Some major American cities in the Southwest, including El Paso, San Antonio and Albuquerque, could go dry in 10 to 20 years. But a number of towns in New England and the well- watered half of the Midwest are also facing the prospect of running out of water in a generation's time.
Here in the Great Lakes region, a fourth year in a row of declining water levels has caused millions of dollars in losses for shipping companies, marinas and other businesses and prompted further restrictions on future water withdrawals for expanding suburbs.
"A lot of people just can't believe that we may be running out of water, living this close to the Great Lakes," said Sarah Nerenberg, a water engineer with the Northeastern Illinois Planning Commission, which conducted the study on shortages.
The federal government, which controls water to 31 million people in the West but has far less control elsewhere, has offered little guidance for struggling regions.

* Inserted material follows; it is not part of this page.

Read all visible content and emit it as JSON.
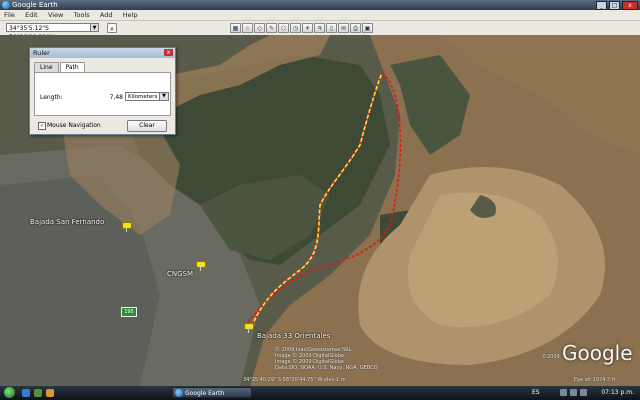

In the absence of single power broker, a veritable free-for-all has emerged, with private companies and individual states and cities cutting their own deals.
In northeast Kansas, for example, the water shortage is so severe that state officials are discussing plans to build a pipeline, costing as much as $200 million, to the Missouri River to keep the area from going dry. But most of the water in the Missouri is already spoken for, other users say, setting up the kind of conflict that is endemic to the West.
Some of the other big rivers that have long sustained American communities, from the Ipswich in Massachusetts to the Rio Grande in the Southwest, are running thin. The Rio Grande, drawn down by farmers and fast-growing cities in New Mexico and Texas, is down to a bare trickle where it snakes through Big Bend National Park in Texas. It is so braided with chemicals and salt that fish, birds and animals that use it are dying, park rangers say.
The problem in Chicago's suburbs is typical of the predicament facing other traditionally wet areas. Water looks abundant here in Kane County, for example, which lies between the nation's biggest river, the Mississippi, and one of its biggest lakes, Michigan. But appearances are deceptive.
Most of the nation's fresh water — about 60 percent — is out of sight. It comes from below ground, in rivers and pools known as aquifers. These aquifers are being depleted at the same time that surface water in lakes and rivers is stressed by growing demands and heat.
Many of the nation's biggest aquifers, such as the 175,000-square-mile Ogallala in the southern Plains, have long been depleted by farming. To the east, the underground river that brings water to the nation's most bountiful rice crop, in Arkansas, will be dry in less than 15 years, hydrologists say.
Global warming, which has been blamed for increased evaporation rates of surface water and low mountain snowpack that feeds major rivers like the Colorado and the Columbia, is cited by many scientists as the biggest single culprit in some of the emerging water shortages.
Last December, federal researchers said a gradually warming climate could reduce levels in the Great Lakes by five feet at the end of the century, but they also noted that the lake levels fluctuate, regardless of climate changes. And a strict agreement signed by the governors of all the states surrounding the Great Lakes and two Canadian provinces has made it unlikely any new communities can tap into the big basin of fresh water.
-- Martin Thompson (firstname.lastname@example.org), August 11, 2001